Taking it to Congress
While drug distributors started successfully stalling the progress of cases against them from the DEA, they also began to lobby Congress to get legislation that would destroy the DEA’s power over them.
Then one day Pennsylvania Congressman Tom Marino and Congresswoman Marsha Blackburn of Tennessee introduced a bill to the House that was promoted as a way to ensure that patients had access to the pain medication they needed. However, Jonathan Novak, who worked in the DEA’s legal office, claims that what the bill really did was strip the agency of its ability to immediately freeze suspicious shipments of prescription narcotics to keep drugs off U.S. streets.
The bill’s author… Linden Barber, a former employee of the DEA.
Congressman Tom Marino, along with Congresswoman Blackburn, later wrote the inspector general for the Justice Department, demanding that Rannazzisi be investigated for trying to quote “intimidate the United States Congress.” Even though this went nowhere, Rannazzisi was stripped of his responsibilities soon after.
Some former DEA agents believe that the Big Pharma industry not only used lobbying groups to donate money to politicians to get laws passed in their favor, but also to try and push Joe Rannazzisi out of his office.
In the end, the DEA signed off on the final version of the “Marino bill.” A senior DEA representative claiming that even though they fought to stop it, growing pressure from Congress and industry lobbyists forced them into a deal it did not want.
The bill was presented to the Senate in March of 2016.
Majority Leader Mitch McConnell introduced the legislation in the Senate.
It passed by unanimous consent with no objections and no recorded votes.
It passed the House the same way, and President Obama signed it into law.
Where Are We Now?
This whole thing reminds you of the saying- if you can’t beat em, join em.
It would seem that’s exactly what a lot of DEA agents did after fighting a losing battle against powerful Big Pharma companies.
Since it all began, the pharmaceutical industry and law firms that represent them have hired at least 46 investigators, attorneys, and supervisors from the DEA, including 32 directly from the division that regulates the drug industry.

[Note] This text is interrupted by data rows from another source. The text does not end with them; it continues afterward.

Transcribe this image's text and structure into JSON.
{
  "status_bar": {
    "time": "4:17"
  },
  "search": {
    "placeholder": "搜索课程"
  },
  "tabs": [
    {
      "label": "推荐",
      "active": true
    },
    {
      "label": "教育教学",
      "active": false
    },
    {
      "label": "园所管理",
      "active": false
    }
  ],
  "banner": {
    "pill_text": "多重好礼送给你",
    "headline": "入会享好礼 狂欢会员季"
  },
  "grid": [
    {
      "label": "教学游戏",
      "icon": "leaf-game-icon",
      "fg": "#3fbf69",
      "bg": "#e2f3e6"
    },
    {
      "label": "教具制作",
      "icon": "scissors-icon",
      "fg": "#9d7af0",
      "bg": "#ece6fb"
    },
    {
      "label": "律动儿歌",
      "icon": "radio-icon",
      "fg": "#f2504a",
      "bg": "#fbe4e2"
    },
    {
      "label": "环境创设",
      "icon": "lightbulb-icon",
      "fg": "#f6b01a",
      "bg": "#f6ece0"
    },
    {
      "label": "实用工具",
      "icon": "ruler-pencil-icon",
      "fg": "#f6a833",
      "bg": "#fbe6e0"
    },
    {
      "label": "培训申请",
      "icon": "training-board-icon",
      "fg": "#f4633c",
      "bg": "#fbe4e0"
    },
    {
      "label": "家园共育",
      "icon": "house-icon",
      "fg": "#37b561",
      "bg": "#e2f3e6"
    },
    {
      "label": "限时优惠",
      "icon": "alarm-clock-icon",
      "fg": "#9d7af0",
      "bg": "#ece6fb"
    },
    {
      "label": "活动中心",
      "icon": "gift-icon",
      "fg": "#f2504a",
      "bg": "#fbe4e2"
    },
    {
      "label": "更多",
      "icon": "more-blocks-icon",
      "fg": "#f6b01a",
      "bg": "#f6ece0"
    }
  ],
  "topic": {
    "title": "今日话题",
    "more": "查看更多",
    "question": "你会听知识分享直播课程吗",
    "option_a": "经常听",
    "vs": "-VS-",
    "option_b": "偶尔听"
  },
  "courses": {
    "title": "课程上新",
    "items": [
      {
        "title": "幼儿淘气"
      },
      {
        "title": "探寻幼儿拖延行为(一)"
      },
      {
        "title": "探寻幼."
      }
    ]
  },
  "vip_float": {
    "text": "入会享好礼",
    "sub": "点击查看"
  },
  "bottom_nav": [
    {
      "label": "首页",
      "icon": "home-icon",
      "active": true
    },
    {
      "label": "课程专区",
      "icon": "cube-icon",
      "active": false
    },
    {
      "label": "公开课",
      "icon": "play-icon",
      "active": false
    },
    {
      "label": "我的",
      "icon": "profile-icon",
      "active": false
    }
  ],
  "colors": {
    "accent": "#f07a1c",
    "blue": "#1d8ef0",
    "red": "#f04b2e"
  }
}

Remember that guy Linden Barber, who authored the bill that many say stripped the DEA of the power to go after Big Pharma companies? Well 3 months ago Cardinal Health, that second-largest drug distributor we were talking about that went after Rannazzisi through his boss, hired Linden Barber as the senior vice president!
Other former DEA agents and lawyers have gone on to take up so pretty prestigious positions working for drug companies, or law firms and other organizations working in the pharmaceutical industries best interest.
Joe Rannazzisi now consults with state attorneys general who have filed suit against distributors for their role in the opioid crisis.
Oh… and let us not forget Congressman Marino, who was just nominated to become President Trump’s new drug czar.
Remarkably, there are a lot of instances of people in the DEA being influenced by pharmaceutical companies and lobbyists to stand up for drug companies instead of the tens-of-thousands of Americans dying from opioids each year. In many of these instances, the individual’s go on to get high-earning jobs defending the interests of the Big Pharma industry.
So is it a made-up conspiracy? Or are pharmaceutical companies buying their way out of trouble at every turn and pushing out people like Rannazzisi who stand up to them? Is it really that hard to believe when you connect the dots?
With an ongoing opioid epidemic doing major damage to the country, we have to acknowledge everything that has contributed to this issue. Even if we set aside the idea of placing blame, we cannot prevent it from getting worse or happening again if we don’t acknowledge what helped cause it. Every drug company, policy maker, pharmacy, crooked doctor and individual should be accountable to taking action to make things better. It starts with accepting the issue and building a foundation to recover. If you or someone you love is struggling, please call toll-free now. We want to help.
CALL NOW 1-800-951-6135